Dementia; Primary Progressive Aphasia; Agraphia; Cortical atrophy; Frontotemporal dementia
We investigated the influence of phonological neighborhood density (PND) on the performance of aphasic speakers whose naming impairments differentially implicate phonological or semantic stages of lexical access. A word comes from a dense phonological neighborhood if many words sound like it. Limited evidence suggests that higher density facilitates naming in aphasic speakers, as it does in healthy speakers. Using well controlled stimuli, Experiment 1 confirmed the influence of PND on accuracy and phonological error rates in two aphasic speakers with phonological processing deficits. In Experiments 2 and 3, we extended the investigation to an aphasic speaker who is prone to semantic errors, indicating a semantic deficit and/or a deficit in the mapping from semantics to words. This individual had higher accuracy, and fewer semantic errors, in naming targets from high versus low density neighborhoods. It is argued that the results provide strong support for interactive approaches to lexical access, where reverberatory feedback between word- and phoneme-level lexical representations not only facilitates phonological level processes but also privileges the selection of a target word over its semantic competitors.

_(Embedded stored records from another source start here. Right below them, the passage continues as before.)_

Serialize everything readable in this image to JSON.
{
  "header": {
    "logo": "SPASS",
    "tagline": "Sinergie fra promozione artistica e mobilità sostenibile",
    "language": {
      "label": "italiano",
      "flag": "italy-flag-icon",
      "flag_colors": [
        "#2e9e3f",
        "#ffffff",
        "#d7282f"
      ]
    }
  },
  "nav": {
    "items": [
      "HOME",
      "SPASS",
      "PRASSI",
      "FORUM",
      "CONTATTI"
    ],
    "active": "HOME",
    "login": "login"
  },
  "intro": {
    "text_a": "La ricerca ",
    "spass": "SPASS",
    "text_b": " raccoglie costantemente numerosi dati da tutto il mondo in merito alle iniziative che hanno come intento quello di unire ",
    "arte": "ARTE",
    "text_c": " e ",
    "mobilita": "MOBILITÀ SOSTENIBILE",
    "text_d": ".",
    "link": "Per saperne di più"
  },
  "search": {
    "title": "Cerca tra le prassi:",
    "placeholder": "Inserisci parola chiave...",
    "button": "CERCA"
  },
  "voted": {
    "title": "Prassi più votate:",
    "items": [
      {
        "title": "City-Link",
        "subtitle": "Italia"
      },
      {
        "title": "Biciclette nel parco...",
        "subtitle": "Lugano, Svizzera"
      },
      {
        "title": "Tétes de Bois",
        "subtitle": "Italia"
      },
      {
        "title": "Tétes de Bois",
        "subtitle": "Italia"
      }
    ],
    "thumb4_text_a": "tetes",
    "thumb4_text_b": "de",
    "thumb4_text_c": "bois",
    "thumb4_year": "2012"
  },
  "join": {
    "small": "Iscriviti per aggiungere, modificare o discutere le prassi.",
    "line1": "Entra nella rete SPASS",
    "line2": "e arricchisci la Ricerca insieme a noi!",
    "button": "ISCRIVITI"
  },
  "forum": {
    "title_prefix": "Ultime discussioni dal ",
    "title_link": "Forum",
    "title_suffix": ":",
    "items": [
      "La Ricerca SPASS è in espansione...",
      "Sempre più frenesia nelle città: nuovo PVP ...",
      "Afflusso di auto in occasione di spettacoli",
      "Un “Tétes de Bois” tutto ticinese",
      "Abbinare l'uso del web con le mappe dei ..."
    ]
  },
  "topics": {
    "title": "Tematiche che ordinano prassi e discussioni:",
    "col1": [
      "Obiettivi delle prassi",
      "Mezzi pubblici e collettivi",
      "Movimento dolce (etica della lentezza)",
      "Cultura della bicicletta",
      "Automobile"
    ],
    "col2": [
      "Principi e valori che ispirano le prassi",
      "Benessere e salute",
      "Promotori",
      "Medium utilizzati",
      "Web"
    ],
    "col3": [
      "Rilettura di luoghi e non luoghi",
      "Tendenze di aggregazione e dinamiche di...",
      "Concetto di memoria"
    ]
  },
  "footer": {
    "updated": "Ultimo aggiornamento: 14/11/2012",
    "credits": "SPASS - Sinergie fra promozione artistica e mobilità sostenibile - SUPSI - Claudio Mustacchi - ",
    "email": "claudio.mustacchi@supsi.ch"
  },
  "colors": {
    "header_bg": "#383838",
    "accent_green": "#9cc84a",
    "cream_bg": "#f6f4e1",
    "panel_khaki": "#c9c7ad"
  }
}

phonology; neighborhood density; aphasia; interactivity; lexical access